__Problem description__. Report how many lines of the records below include the word "your". Give nothing but the number.
── Task material
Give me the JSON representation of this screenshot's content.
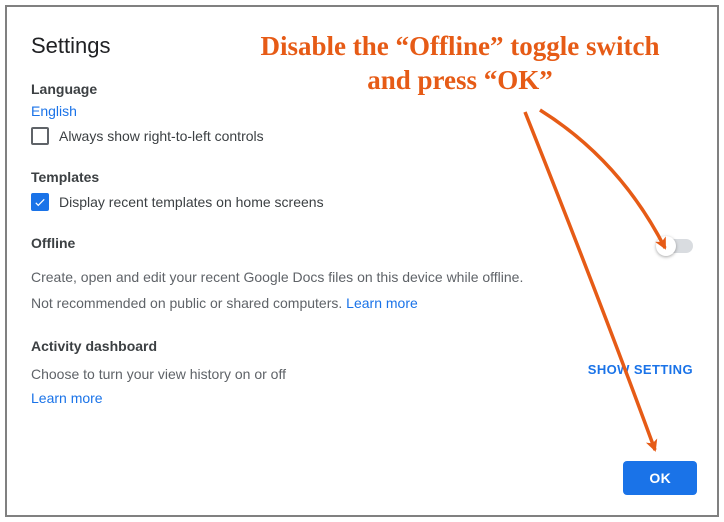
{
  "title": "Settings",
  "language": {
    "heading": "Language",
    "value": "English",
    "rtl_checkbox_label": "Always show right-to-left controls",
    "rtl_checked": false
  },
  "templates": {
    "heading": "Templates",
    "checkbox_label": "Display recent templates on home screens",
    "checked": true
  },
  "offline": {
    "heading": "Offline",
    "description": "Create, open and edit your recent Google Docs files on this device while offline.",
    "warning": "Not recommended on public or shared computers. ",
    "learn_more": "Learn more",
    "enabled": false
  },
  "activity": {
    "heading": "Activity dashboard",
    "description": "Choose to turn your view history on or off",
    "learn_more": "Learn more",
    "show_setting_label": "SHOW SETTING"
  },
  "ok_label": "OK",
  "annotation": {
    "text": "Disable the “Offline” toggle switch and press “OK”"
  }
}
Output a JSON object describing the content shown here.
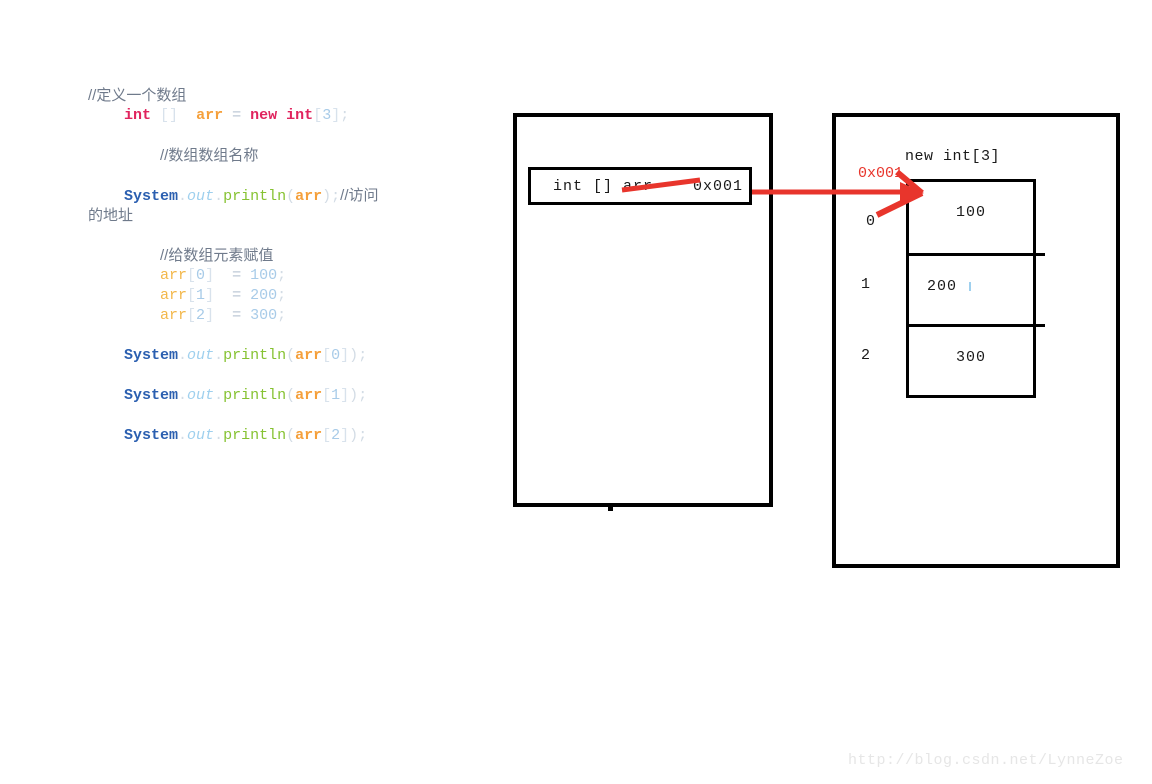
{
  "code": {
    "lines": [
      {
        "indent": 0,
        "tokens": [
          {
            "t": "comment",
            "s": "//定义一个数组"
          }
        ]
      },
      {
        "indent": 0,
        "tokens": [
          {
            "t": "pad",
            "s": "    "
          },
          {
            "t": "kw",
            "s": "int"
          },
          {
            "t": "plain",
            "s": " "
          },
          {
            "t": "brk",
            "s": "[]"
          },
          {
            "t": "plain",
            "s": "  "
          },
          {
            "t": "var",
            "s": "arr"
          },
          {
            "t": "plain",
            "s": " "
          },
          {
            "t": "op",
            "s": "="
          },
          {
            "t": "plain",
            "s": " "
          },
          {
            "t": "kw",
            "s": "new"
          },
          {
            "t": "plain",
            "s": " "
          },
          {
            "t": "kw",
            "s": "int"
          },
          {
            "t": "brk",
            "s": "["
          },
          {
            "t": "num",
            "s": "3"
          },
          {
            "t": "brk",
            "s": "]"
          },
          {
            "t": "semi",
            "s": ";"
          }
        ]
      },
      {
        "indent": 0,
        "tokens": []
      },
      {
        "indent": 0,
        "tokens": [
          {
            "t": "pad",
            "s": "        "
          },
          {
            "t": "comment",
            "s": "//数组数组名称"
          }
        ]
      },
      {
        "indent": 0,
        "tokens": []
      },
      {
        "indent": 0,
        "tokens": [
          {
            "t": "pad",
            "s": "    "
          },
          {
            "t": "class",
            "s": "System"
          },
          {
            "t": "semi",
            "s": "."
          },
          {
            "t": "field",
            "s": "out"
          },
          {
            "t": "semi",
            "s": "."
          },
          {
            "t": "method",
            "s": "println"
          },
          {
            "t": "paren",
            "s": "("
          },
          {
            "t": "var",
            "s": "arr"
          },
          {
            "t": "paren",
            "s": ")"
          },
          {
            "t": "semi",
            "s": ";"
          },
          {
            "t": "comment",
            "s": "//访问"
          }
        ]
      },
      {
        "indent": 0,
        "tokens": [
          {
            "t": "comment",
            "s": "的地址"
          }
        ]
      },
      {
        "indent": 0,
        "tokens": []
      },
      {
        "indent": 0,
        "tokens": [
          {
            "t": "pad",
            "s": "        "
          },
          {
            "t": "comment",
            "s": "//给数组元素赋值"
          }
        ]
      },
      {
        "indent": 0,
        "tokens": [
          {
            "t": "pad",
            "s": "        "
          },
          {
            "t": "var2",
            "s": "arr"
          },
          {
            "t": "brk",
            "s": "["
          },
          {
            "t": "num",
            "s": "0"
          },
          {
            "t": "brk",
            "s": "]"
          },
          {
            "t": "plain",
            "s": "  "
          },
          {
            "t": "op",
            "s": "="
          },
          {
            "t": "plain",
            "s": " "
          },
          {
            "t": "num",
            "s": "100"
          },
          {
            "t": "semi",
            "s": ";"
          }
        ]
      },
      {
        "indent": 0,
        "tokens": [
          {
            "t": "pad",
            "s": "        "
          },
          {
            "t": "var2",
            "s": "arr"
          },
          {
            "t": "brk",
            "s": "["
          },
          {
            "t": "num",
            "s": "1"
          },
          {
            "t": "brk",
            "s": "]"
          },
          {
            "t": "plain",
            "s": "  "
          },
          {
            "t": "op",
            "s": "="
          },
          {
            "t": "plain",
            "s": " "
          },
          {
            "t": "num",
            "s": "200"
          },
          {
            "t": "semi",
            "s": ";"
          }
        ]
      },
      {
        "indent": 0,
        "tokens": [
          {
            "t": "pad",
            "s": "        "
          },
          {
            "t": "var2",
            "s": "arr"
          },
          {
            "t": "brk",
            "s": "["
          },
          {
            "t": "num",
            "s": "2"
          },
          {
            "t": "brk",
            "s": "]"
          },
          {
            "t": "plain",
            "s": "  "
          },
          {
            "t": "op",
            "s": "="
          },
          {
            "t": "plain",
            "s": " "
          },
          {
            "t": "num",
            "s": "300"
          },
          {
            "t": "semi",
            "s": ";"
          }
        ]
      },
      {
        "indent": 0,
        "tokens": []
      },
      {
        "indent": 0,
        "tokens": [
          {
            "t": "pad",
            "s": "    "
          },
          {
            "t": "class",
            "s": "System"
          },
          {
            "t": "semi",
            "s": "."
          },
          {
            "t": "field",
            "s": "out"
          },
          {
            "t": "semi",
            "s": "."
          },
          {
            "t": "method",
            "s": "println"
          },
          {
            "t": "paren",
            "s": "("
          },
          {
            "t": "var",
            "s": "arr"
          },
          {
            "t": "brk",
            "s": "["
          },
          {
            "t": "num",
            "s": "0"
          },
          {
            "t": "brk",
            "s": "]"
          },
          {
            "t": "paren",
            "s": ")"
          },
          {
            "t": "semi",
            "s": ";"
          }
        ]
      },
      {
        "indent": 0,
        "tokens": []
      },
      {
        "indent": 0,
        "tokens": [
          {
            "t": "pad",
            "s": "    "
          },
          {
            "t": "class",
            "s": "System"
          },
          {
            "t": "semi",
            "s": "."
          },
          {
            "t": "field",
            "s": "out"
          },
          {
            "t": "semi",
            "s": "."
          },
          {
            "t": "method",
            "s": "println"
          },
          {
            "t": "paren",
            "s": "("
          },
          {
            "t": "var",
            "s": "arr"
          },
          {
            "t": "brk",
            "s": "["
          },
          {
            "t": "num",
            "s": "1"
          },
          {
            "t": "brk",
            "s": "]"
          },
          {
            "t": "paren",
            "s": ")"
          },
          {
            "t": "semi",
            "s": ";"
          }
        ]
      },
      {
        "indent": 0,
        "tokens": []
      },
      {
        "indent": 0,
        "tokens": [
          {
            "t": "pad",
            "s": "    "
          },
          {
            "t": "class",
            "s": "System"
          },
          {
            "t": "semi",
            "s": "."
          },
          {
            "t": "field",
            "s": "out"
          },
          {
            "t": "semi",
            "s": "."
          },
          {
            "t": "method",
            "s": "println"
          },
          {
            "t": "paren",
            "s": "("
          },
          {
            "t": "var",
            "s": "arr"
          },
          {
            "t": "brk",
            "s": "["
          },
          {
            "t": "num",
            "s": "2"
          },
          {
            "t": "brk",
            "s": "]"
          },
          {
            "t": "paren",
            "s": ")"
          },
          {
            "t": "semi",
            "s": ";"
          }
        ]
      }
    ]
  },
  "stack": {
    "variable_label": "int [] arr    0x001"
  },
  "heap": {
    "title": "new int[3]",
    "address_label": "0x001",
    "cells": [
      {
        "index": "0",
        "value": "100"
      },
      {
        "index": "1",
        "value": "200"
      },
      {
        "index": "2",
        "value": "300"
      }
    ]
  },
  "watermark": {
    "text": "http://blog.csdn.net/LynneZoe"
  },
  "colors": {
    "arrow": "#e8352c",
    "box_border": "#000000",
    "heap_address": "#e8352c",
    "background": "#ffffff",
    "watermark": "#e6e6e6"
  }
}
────
__Result of the exercise__. 2